[Data excerpts]
------------------------------------------------------------
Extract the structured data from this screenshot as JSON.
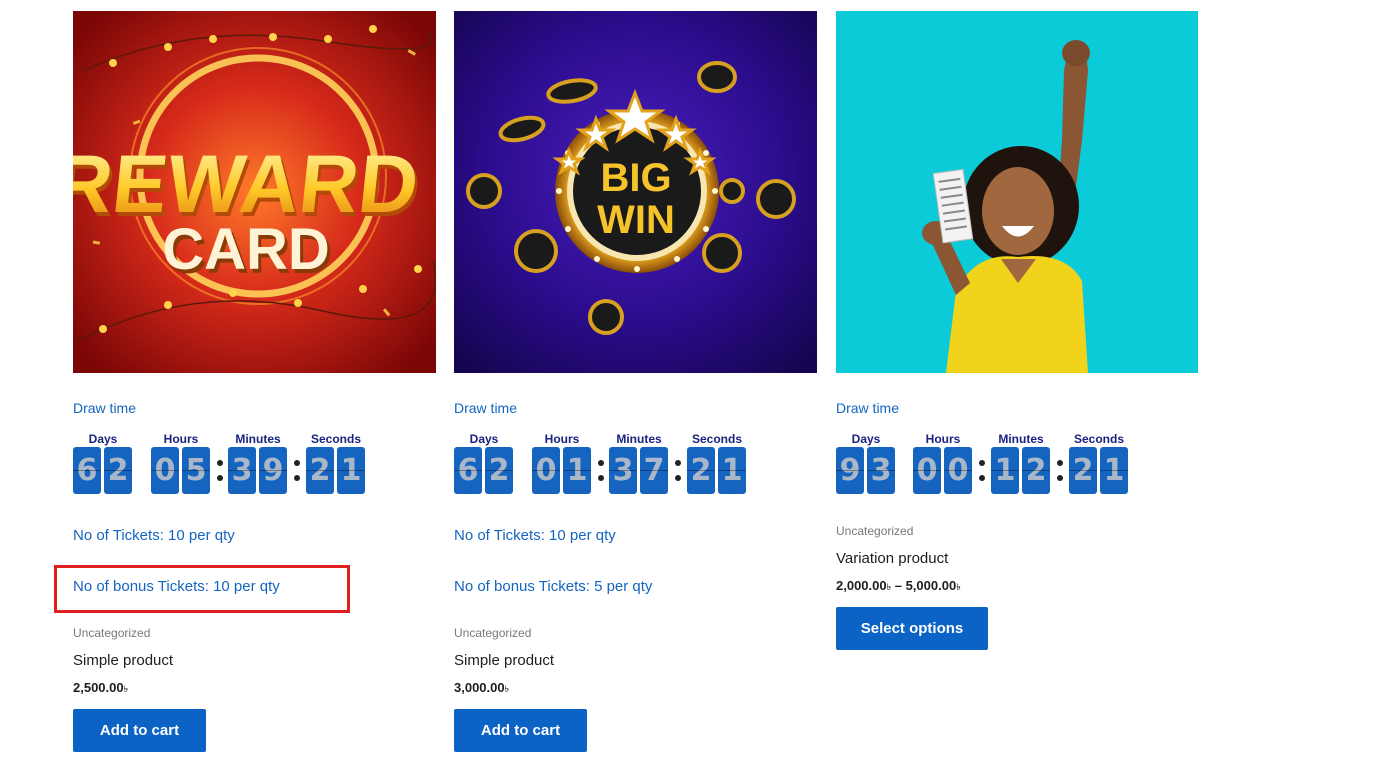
{
  "products": [
    {
      "image_alt": "REWARD CARD",
      "image_text_top": "REWARD",
      "image_text_bottom": "CARD",
      "draw_time_label": "Draw time",
      "countdown_labels": [
        "Days",
        "Hours",
        "Minutes",
        "Seconds"
      ],
      "countdown_digits": [
        "6",
        "2",
        "0",
        "5",
        "3",
        "9",
        "2",
        "1"
      ],
      "tickets": "No of Tickets: 10 per qty",
      "bonus_tickets": "No of bonus Tickets: 10 per qty",
      "category": "Uncategorized",
      "title": "Simple product",
      "price": "2,500.00",
      "currency": "৳",
      "button_label": "Add to cart"
    },
    {
      "image_alt": "BIG WIN",
      "image_text_top": "BIG",
      "image_text_bottom": "WIN",
      "draw_time_label": "Draw time",
      "countdown_labels": [
        "Days",
        "Hours",
        "Minutes",
        "Seconds"
      ],
      "countdown_digits": [
        "6",
        "2",
        "0",
        "1",
        "3",
        "7",
        "2",
        "1"
      ],
      "tickets": "No of Tickets: 10 per qty",
      "bonus_tickets": "No of bonus Tickets: 5 per qty",
      "category": "Uncategorized",
      "title": "Simple product",
      "price": "3,000.00",
      "currency": "৳",
      "button_label": "Add to cart"
    },
    {
      "draw_time_label": "Draw time",
      "countdown_labels": [
        "Days",
        "Hours",
        "Minutes",
        "Seconds"
      ],
      "countdown_digits": [
        "9",
        "3",
        "0",
        "0",
        "1",
        "2",
        "2",
        "1"
      ],
      "category": "Uncategorized",
      "title": "Variation product",
      "price_min": "2,000.00",
      "price_max": "5,000.00",
      "price_separator": "–",
      "currency": "৳",
      "button_label": "Select options"
    }
  ],
  "colors": {
    "link": "#1565c0",
    "button": "#0b63c5",
    "digit_bg": "#1565c0",
    "highlight": "#e02020"
  }
}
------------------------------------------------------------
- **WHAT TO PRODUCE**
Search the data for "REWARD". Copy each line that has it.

- **RESPONSE BELOW**
      "image_alt": "REWARD CARD",
      "image_text_top": "REWARD",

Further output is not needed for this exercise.